▶ [SUPPLIED INFORMATION]:
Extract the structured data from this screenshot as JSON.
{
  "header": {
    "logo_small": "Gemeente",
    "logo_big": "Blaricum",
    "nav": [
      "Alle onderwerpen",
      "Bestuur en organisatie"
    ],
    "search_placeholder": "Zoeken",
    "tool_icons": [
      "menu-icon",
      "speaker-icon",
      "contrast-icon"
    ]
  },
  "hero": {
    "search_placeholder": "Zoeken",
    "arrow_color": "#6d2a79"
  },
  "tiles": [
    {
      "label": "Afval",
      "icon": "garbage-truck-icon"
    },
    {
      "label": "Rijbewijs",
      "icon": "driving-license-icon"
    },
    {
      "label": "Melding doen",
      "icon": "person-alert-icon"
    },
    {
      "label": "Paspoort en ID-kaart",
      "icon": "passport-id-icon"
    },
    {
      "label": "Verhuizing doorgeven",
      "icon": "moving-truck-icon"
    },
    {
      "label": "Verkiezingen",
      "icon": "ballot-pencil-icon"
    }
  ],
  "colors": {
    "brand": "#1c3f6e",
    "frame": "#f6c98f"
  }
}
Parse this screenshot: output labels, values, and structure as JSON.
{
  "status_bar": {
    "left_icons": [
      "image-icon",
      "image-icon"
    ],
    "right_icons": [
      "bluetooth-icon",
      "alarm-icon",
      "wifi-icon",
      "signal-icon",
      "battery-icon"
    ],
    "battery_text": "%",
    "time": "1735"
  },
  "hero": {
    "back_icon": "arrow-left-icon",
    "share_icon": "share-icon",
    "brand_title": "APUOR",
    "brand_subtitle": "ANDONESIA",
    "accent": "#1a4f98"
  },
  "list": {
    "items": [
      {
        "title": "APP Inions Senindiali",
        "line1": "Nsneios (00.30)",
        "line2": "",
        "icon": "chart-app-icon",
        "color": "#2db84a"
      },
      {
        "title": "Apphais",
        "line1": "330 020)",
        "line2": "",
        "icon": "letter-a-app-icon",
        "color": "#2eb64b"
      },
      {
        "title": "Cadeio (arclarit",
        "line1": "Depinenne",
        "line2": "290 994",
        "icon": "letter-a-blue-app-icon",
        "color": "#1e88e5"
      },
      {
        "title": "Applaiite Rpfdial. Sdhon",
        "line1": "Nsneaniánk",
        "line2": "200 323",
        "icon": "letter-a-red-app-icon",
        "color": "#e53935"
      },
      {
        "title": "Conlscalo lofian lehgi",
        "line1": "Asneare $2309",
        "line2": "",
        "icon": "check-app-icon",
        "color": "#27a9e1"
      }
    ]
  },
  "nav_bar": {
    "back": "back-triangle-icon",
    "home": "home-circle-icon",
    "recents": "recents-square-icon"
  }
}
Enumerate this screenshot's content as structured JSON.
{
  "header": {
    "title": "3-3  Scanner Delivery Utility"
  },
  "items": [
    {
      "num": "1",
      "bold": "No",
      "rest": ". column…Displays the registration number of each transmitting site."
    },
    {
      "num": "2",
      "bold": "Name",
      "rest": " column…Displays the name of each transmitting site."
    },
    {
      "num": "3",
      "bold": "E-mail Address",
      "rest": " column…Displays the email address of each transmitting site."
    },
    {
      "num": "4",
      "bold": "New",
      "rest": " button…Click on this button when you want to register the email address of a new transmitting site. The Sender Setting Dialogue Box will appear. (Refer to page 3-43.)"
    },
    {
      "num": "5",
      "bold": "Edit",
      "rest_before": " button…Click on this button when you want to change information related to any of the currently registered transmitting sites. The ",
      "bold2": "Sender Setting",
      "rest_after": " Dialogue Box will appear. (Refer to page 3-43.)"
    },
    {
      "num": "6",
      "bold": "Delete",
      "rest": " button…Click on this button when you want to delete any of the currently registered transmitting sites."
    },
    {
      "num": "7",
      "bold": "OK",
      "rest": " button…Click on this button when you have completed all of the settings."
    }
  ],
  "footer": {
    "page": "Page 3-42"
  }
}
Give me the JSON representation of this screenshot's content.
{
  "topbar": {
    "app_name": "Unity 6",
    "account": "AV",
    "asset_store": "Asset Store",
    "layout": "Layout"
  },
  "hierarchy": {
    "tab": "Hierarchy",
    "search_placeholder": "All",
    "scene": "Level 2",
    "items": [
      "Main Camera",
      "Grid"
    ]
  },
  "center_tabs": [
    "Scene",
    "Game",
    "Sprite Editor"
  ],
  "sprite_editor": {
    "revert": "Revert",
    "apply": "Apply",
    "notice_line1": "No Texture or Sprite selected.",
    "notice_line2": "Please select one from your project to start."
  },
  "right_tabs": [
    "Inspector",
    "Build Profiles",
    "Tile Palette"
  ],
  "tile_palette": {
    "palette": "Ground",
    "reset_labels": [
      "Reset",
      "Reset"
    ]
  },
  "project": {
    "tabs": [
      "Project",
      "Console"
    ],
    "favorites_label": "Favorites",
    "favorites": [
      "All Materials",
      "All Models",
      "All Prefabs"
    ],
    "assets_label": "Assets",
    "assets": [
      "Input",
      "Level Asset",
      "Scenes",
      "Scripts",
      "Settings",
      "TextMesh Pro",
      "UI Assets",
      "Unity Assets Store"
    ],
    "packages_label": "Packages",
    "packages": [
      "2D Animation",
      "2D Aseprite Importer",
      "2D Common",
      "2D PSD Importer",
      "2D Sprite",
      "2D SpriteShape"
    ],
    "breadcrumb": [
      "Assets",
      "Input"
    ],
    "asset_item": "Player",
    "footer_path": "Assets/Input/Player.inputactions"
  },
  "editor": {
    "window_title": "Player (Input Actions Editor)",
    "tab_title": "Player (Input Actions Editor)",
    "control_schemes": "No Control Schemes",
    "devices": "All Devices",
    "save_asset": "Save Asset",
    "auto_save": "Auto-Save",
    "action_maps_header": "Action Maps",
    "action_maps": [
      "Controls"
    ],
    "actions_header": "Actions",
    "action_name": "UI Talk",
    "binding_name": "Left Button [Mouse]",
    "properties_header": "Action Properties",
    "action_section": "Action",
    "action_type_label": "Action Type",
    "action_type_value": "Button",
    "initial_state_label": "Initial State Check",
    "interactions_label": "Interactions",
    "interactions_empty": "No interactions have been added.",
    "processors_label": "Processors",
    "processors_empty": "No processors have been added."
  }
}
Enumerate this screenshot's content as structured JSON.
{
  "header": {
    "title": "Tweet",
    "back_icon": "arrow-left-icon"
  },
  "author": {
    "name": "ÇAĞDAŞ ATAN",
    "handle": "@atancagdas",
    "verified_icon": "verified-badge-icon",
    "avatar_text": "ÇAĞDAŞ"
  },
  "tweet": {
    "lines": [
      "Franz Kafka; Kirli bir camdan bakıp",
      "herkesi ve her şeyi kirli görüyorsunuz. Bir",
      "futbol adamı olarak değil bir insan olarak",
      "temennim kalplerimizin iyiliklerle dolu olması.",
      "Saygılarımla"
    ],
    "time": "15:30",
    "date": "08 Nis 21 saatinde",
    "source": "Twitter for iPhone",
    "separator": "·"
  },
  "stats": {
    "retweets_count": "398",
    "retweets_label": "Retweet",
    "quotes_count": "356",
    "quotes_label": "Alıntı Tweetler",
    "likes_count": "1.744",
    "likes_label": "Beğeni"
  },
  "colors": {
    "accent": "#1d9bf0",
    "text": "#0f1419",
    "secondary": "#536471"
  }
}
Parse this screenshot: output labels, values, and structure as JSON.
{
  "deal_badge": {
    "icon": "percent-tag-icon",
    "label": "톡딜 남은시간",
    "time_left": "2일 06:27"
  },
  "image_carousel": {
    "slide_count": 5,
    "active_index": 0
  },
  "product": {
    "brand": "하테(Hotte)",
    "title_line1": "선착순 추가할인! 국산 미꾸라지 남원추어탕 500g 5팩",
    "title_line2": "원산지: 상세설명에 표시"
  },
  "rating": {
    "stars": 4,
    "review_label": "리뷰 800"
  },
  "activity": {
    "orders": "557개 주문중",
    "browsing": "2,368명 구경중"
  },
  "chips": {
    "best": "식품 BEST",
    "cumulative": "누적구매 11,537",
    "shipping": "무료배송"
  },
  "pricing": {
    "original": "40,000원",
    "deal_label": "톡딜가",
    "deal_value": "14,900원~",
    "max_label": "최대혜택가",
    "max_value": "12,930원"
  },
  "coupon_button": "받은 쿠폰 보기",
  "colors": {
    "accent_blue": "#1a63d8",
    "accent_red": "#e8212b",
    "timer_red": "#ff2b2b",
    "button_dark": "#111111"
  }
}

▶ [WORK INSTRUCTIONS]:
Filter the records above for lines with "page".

▶ [TASK ANSWER]:
      "rest": " button…Click on this button when you want to register the email address of a new transmitting site. The Sender Setting Dialogue Box will appear. (Refer to page 3-43.)"
      "rest_after": " Dialogue Box will appear. (Refer to page 3-43.)"
    "page": "Page 3-42"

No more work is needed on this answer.